Knockoff SunglassesThursday, May 26th, 2016, 3:40 pm
Knockoff sunglasses are a rush. You’re walking down the boardwalk when you spot a pair of orange Ray-Bans on one of those spinny displays, under a cardboard sign that says $15. For Ray Bans? No way. You make your husband stop, even though you promised him the next stop would be lunch, and you hurry over because there’s a woman in a tie-dye shirt milling around and you don’t want her to nab them. You quickly plant them on your eyes like a pioneer woman staking her claim. They feel good — exactly like Ray Bans. Or so you imagine — you’ve never actually owned a pair. You love the Ray-Ban Look and all your friends have them but they’re so expensive; and you lose sunglasses so often, it’s not worth the risk. But no risk here — only $15! “That’s lunch,” your husband mumbles under his breath, probably just to make you feel guilty for your broken lunch promise. You check the glasses out in the display’s smudged little mirror, forced to duck down because those mirrors are always waist-high for some reason. On cue, the tie-dye-shirted lady spins the display — probably just to spite you because she secretly wants your pair — and you shuffle in a circle, trying to keep pace with the mirror, turning your head left and right to check how they look from the side. They look good. They look great. You’d like a little more mirror time, but you’re getting dizzy. You turn to the salesman, who’s sitting on a stool, half-asleep, his toupee fidgeting in the breeze. “Are these Ray-Bans?” you ask, and he wakes up and hurries over and tells you “yes” and says he has many more colors and says they’re very durable and says, “for you, two for 25,” then recommends an ugly leopard-spotted number as your second pair, which hurts your feelings a little and makes you second-guess the Ray-Bans.

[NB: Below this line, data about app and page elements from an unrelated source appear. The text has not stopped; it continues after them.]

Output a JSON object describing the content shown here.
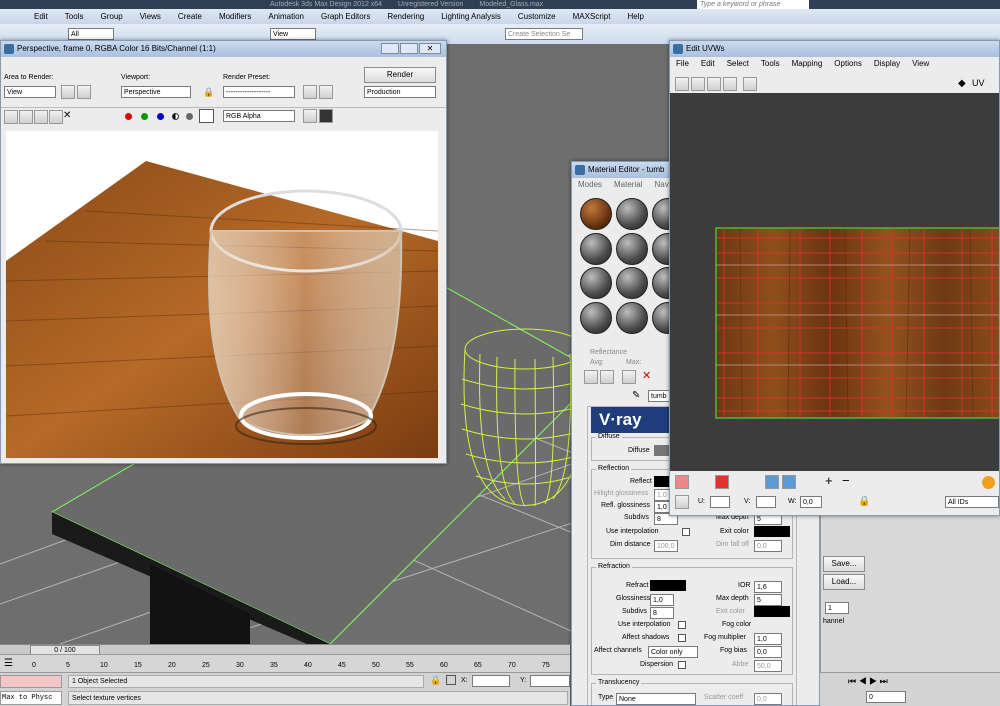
{
  "app": {
    "title_a": "Autodesk 3ds Max Design 2012 x64",
    "title_b": "Unregistered Version",
    "title_c": "Modeled_Glass.max",
    "search_placeholder": "Type a keyword or phrase"
  },
  "main_menu": [
    "Edit",
    "Tools",
    "Group",
    "Views",
    "Create",
    "Modifiers",
    "Animation",
    "Graph Editors",
    "Rendering",
    "Lighting Analysis",
    "Customize",
    "MAXScript",
    "Help"
  ],
  "toolbar": {
    "filter": "All",
    "viewport": "View",
    "selection_set": "Create Selection Se"
  },
  "render_frame": {
    "title": "Perspective, frame 0, RGBA Color 16 Bits/Channel (1:1)",
    "area_label": "Area to Render:",
    "area_value": "View",
    "viewport_label": "Viewport:",
    "viewport_value": "Perspective",
    "preset_label": "Render Preset:",
    "preset_value": "-------------------",
    "render_button": "Render",
    "production_value": "Production",
    "channel_value": "RGB Alpha"
  },
  "edit_uvws": {
    "title": "Edit UVWs",
    "menu": [
      "File",
      "Edit",
      "Select",
      "Tools",
      "Mapping",
      "Options",
      "Display",
      "View"
    ],
    "uv_label": "UV",
    "u_label": "U:",
    "v_label": "V:",
    "w_label": "W:",
    "w_value": "0,0",
    "ids_value": "All IDs"
  },
  "material_editor": {
    "title": "Material Editor - tumb",
    "menu": [
      "Modes",
      "Material",
      "Navi"
    ],
    "reflectance": "Reflectance",
    "avg": "Avg:",
    "max": "Max:",
    "mat_name": "tumb",
    "brand": "V·ray",
    "diffuse_group": "Diffuse",
    "diffuse_label": "Diffuse",
    "reflection_group": "Reflection",
    "reflect_label": "Reflect",
    "hilight_label": "Hilight glossiness",
    "hilight_value": "1,0",
    "refl_gloss_label": "Refl. glossiness",
    "refl_gloss_value": "1,0",
    "subdivs_label": "Subdivs",
    "subdivs_value": "8",
    "max_depth_label": "Max depth",
    "max_depth_value": "5",
    "use_interp_label": "Use interpolation",
    "exit_color_label": "Exit color",
    "dim_dist_label": "Dim distance",
    "dim_dist_value": "100,0",
    "dim_falloff_label": "Dim fall off",
    "dim_falloff_value": "0,0",
    "refraction_group": "Refraction",
    "refract_label": "Refract",
    "ior_label": "IOR",
    "ior_value": "1,6",
    "gloss_label": "Glossiness",
    "gloss_value": "1,0",
    "r_max_depth_value": "5",
    "r_subdivs_value": "8",
    "r_exit_color_label": "Exit color",
    "r_use_interp_label": "Use interpolation",
    "fog_color_label": "Fog color",
    "affect_shadows_label": "Affect shadows",
    "fog_mult_label": "Fog multiplier",
    "fog_mult_value": "1,0",
    "affect_channels_label": "Affect channels",
    "affect_channels_value": "Color only",
    "fog_bias_label": "Fog bias",
    "fog_bias_value": "0,0",
    "dispersion_label": "Dispersion",
    "abbe_label": "Abbe",
    "abbe_value": "50,0",
    "translucency_group": "Translucency",
    "type_label": "Type",
    "type_value": "None",
    "scatter_label": "Scatter coeff",
    "scatter_value": "0,0"
  },
  "right_panel": {
    "save": "Save...",
    "load": "Load...",
    "spinner_value": "1",
    "channel": "hannel",
    "frame_value": "0"
  },
  "timeline": {
    "frame_display": "0 / 100",
    "ticks": [
      "0",
      "5",
      "10",
      "15",
      "20",
      "25",
      "30",
      "35",
      "40",
      "45",
      "50",
      "55",
      "60",
      "65",
      "70",
      "75"
    ]
  },
  "status": {
    "selected": "1 Object Selected",
    "prompt": "Select texture vertices",
    "script": "Max to Physc",
    "x_label": "X:",
    "y_label": "Y:"
  }
}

So you ask your husband what he thinks, and he says “They’re great,” but you know he isn’t paying attention because he’s checking the price tag on one of those ironic t-shirts with 6-pack abs. It’s up to you. You do a closer inspection. There’s a 100 percent UV protection sticker on the lens, which seems promising, but so was that sushi place with the A-rating that gave you food poisoning two years ago. You lift the glasses up and study the logo closely, like a scientist examining the veins of a leaf. And there, right where it should be, is the cursive R, A, Y, space, B, A, N, D. Wait — Ray-Band?
Well there’s your answer. What a letdown. But they felt so good. And they looked great. And you found them. All the other tourists passed right by. You’ve grown attached to these little orange Ray Bands, just like Charlie Brown to his Christmas tree. You turn back to the salesman, who’s still trying to sell you on the leopard-spotted pair. “Five dollars for the Ray-Bands,” you tell him sternly, emphasizing the d in Band. He calls you crazy and throws up his arms, knocking loose his toupee, then he reminds you of the quality and you can tell he’s fighting back a smile because he loves this game. “10” he says. You bet you could get 8 but agree to 10 because you like this guy, and his toupee, and this day, and tie-dye lady, and your husband’s stupid shirt, and this breeze, and most of all, your little pair of orange Ray Bands. “Bag for 10 cents?” the salesman asks you and you tell him no way. You’re wearing these out.
Eye Doctor’s Postscript: It’s long been said cheap sunglasses lack sufficient UV protection. My colleagues and I decided to a study (excerpted in this August’s issue of Redbook). We went down to Venice Beach, the cheap sunglasses capital of the world, and bought sunglasses labeled with 100 percent UV Protection. We tested the glasses and found even the cheapest pair provided sufficient UV protection — meaning, if there’s a “100 percent UV sticker,” rest assured. For optimum protection, use wraparound glasses, so the sides of your eyes are covered. Keep in mind darkly tinted lenses aren’t any better at blocking UV rays, so choose any lens color you like. And most importantly, always wear a pair outdoors, even on cloudy days.